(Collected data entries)

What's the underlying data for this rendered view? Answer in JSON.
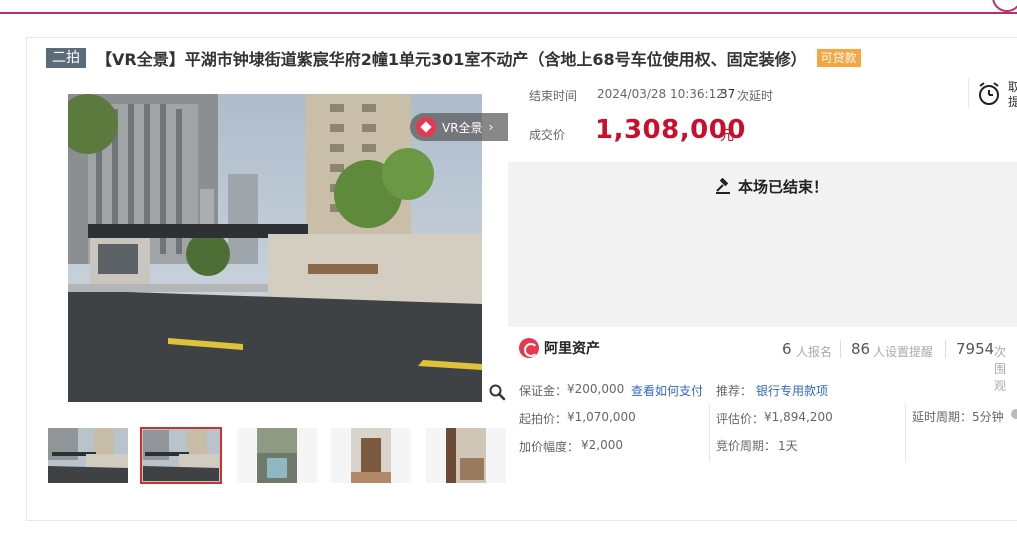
{
  "header": {
    "tag": "二拍",
    "title": "【VR全景】平湖市钟埭街道紫宸华府2幢1单元301室不动产（含地上68号车位使用权、固定装修）",
    "loan_tag": "可贷款"
  },
  "gallery": {
    "vr_label": "VR全景",
    "vr_chevron": "›",
    "zoom_icon": "magnifier-icon",
    "thumbnail_count": 5,
    "active_thumbnail": 2
  },
  "auction": {
    "end_label": "结束时间",
    "end_time": "2024/03/28 10:36:12",
    "delay_count": "37",
    "delay_label": "次延时",
    "clock_icon": "alarm-clock-icon",
    "clock_side_1": "取",
    "clock_side_2": "提",
    "deal_label": "成交价",
    "deal_price": "1,308,000",
    "deal_unit": "元",
    "ended_text": "本场已结束！",
    "ended_icon": "gavel-icon"
  },
  "platform": {
    "name": "阿里资产",
    "icon": "ali-asset-logo-icon"
  },
  "stats": [
    {
      "num": "6",
      "label": "人报名"
    },
    {
      "num": "86",
      "label": "人设置提醒"
    },
    {
      "num": "7954",
      "label": "次围观"
    }
  ],
  "details": {
    "deposit_label": "保证金：",
    "deposit_value": "¥200,000",
    "pay_link": "查看如何支付",
    "recommend_label": "推荐：",
    "recommend_link": "银行专用款项",
    "start_price_label": "起拍价：",
    "start_price_value": "¥1,070,000",
    "eval_label": "评估价：",
    "eval_value": "¥1,894,200",
    "delay_period_label": "延时周期：",
    "delay_period_value": "5分钟",
    "increment_label": "加价幅度：",
    "increment_value": "¥2,000",
    "bid_period_label": "竞价周期：",
    "bid_period_value": "1天"
  },
  "colors": {
    "accent_line": "#b3306a",
    "price_red": "#c8102e",
    "loan_orange": "#f7a541",
    "link_blue": "#3366cc"
  }
}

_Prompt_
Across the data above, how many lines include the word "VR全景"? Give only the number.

_Result below_
2